- October 09, 2017
- 4:00 p.m.
- 117A Surge Building,
- Dr. Todd E. Humphreys, University of Texas at Austin
- Faculty Host: Dr. Mark Psaiki
Abstract: The next few decades will see automated vehicles become critical to the world economy. But daunting challenges must be overcome to ensure trustworthy operation: Even under fairly benign conditions it has proven difficult to ensure that automated vehicles can be trusted to locate themselves accurately and to avoid obstacles. In adverse weather, or|worse yet|under a deliberate sensory attack, the diculty is greatly magnied: How can automated vehicles reliably operate when facing both outliers and outlaws, both faults and fraud?
This talk will focus on reliable automated vehicle localization despite poor weather, dense urban environments, and sensor deception, including GPS/GNSS, visible light cameras, radar, and V2V sensing.

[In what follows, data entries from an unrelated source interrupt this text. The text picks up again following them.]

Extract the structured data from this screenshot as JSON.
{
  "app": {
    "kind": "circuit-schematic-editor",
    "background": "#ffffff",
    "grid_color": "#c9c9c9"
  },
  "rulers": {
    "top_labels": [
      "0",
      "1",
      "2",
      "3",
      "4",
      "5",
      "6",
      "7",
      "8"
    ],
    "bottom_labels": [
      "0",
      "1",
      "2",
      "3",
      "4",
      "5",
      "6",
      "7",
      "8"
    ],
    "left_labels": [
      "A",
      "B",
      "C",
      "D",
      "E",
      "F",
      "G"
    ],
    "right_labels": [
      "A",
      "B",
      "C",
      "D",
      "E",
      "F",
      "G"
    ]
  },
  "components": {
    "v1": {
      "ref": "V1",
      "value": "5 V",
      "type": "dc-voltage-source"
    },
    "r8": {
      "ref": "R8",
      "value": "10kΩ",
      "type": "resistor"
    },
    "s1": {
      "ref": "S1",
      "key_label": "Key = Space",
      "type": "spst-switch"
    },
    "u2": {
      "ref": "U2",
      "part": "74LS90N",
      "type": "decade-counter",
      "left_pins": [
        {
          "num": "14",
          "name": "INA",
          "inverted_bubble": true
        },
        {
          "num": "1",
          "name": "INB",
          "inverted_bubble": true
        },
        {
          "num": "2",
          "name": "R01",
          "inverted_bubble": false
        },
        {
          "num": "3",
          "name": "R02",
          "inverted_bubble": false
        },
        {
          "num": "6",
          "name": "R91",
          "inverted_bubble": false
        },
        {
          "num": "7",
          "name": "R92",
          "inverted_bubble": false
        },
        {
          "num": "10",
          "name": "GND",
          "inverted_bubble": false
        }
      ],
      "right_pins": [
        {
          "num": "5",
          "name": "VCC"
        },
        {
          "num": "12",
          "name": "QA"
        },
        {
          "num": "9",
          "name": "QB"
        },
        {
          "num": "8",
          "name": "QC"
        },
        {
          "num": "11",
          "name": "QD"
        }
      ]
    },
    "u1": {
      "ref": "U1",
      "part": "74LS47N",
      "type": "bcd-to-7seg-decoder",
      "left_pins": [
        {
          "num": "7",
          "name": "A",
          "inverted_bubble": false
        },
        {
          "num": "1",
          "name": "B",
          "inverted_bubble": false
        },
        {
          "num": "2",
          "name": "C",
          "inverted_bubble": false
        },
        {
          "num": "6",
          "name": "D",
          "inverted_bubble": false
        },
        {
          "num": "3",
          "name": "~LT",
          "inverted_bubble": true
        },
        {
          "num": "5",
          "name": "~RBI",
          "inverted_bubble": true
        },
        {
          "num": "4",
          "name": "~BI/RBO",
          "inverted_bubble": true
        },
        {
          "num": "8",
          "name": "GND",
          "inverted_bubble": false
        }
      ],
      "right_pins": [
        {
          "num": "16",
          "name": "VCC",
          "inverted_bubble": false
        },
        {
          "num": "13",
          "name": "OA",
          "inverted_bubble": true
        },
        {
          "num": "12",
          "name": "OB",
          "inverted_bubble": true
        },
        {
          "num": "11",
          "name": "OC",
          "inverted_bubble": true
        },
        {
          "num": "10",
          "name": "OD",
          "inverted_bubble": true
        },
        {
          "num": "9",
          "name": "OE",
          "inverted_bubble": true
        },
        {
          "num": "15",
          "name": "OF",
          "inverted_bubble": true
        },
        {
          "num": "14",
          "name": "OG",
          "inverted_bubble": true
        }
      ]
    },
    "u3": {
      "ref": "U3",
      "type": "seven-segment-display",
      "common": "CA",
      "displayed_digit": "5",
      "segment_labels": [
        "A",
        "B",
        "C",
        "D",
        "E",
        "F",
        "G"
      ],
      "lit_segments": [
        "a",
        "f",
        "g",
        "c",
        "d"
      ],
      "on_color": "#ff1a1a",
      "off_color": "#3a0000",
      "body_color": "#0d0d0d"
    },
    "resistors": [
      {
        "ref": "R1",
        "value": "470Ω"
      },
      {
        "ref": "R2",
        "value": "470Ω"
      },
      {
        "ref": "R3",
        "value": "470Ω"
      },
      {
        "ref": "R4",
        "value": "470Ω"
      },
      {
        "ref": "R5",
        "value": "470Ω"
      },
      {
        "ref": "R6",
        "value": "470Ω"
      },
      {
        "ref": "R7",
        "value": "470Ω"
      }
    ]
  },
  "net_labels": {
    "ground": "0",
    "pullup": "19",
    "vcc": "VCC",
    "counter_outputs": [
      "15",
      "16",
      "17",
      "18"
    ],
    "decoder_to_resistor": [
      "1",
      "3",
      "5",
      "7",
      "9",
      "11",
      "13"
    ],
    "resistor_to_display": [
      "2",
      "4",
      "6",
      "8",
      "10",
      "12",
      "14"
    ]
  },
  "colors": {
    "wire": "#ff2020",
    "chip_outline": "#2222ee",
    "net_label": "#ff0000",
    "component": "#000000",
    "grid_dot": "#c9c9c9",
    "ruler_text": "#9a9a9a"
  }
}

Biography: Todd E. Humphreys is an associate professor in the department of Aerospace Engineering and Engineering Mechanics at the University of Texas at Austin, and Director of the UT Radionavigation Laboratory. He received a B.S. and M.S. in Electrical and Computer Engineering from Utah State University and a Ph.D. in Aerospace Engineering from Cornell University. He specializes in the application of optimal detection and estimation techniques to problems in satellite navigation, automated systems, and signal processing. His recent focus has been on secure perception for automated systems, including navigation, timing, and collision avoidance, and on centimeter-accurate location for the mass market. Dr. Humphreys received the University of Texas Regeants' Outstanding Teaching Award in 2012, the National Science Foundation CAREER Award in 2015, and the Institute of Navigation Thurlow Award in 2015.